The now dead scheme for the merger of Greece’s two largest banks, the National Bank of Greece (NBG) and Alpha, had been considered by many to be essentially so days before the former’s announcement on Saturday made it official. Even the optimists, who retained hope that a meeting of minds could occur at the last moment, doubted that any deal would go through. Points of friction, after all, were not limited to the level of personal relations but were deeper, substantial and expressed a series of interests ranging from the petty, such as personal posts, to the high financial level, such as whether Alpha’s shareholders would be guaranteed a satisfactory premium. Theodoros Karatzas, a personal friend of the prime minister and successful manager of the country’s biggest bank in the last six years, had envisioned a big move that would leave his seal on NBG’s conversion into a bank capable of maintaining a competitive presence in the eurozone. His opposite number, Chairman of Alpha Yiannis Costopoulos, had been brought to accept Karatzas’s proposal after exhausting all available possible schemes for cooperation with foreign banks, proclaiming that «alone we could not, together we can.» The reasons spurring each man on had differed. Recently, Costopoulos said, «Let’s not fool ourselves, a partnership with a foreign bank would convert Alpha into the Greek arm of a group with a decision-making center outside Greece and with probably differing strategic aims and priorities, ultimately leading to the ‘disappearance’ of the bank.» Was it this which led him to accept the merger proposal? The failure of talks with France’s BNP last summer was attributed to the insistence of the French that, besides a stake in Alpha, they also acquired the management. This led to a search for a Greek alliance.
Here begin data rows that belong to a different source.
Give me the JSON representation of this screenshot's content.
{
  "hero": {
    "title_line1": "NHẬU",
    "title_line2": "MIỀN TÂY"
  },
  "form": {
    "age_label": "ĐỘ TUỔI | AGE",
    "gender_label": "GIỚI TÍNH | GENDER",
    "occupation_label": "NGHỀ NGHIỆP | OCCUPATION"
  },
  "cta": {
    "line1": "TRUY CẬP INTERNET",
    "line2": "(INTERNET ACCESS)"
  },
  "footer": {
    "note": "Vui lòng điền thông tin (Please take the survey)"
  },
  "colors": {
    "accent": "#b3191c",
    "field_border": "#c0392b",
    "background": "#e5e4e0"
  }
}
In a letter to Minos Zombanakis, a banker with long service in international organizations, Costopoulos called for an end to all contacts with foreign groups. The Karatzas-Costopoulos alliance initially appeared to serve both sides. First, if Alpha genuinely feared a hostile takeover, a deal with NBG seemed an ideal shelter from prospective suitors, thus salvaging the prestige of the largest private bank and its senior executives and basic shareholders. Second, the only other possible Greek suitor for Alpha was EFG Eurobank. Though seemingly an exclusive problem for Alpha, the latter posed the danger of a bank bigger than NBG that might bring about a dramatic change in the prevailing balances in the country’s financial and credit system. Thus NBG also had good reason to provide protection to the threatened banking elite. The biggest problem was the refusal by Alpha’s senior managers and basic shareholders to sit at the table if their demands for dominance over NBG and for equal participation in the management were not accepted. It seems that pressures were so strong that even NBG’s more amenable administration, backed by the senior directors and executives, appeared to prefer a break rather than «concession and surrender» to Alpha Bank. It may be noted that when the disagreements broke out, Costopoulos, who saw himself losing control, also became the recipient of more pressures from basic shareholders, who are said to have expressed the view that if they let a hostile takeover bid roll,they could secure a better premium for their shares than the swap ratio already agreed with NBG. All this is probably the least painful part of what went on behind the closed doors of the two banks last week. It is enough, however, to show the extent of a crisis in which trade unionists were also drawn in, accentuating it further (see adjacent column). Now that the dust is settling, it is certain that Costopoulos is already considering his next moves, perhaps the rekindling of contacts with foreign banks, or even the examination of a specific proposal. Karatzas, whose tenure can by no means be judged by the failed merger alone, is now expected to show the courage befitting his statement to Kathimerini a few days ago: «I did everything for this merger, (…) NBG is not giving up the vision of growth.»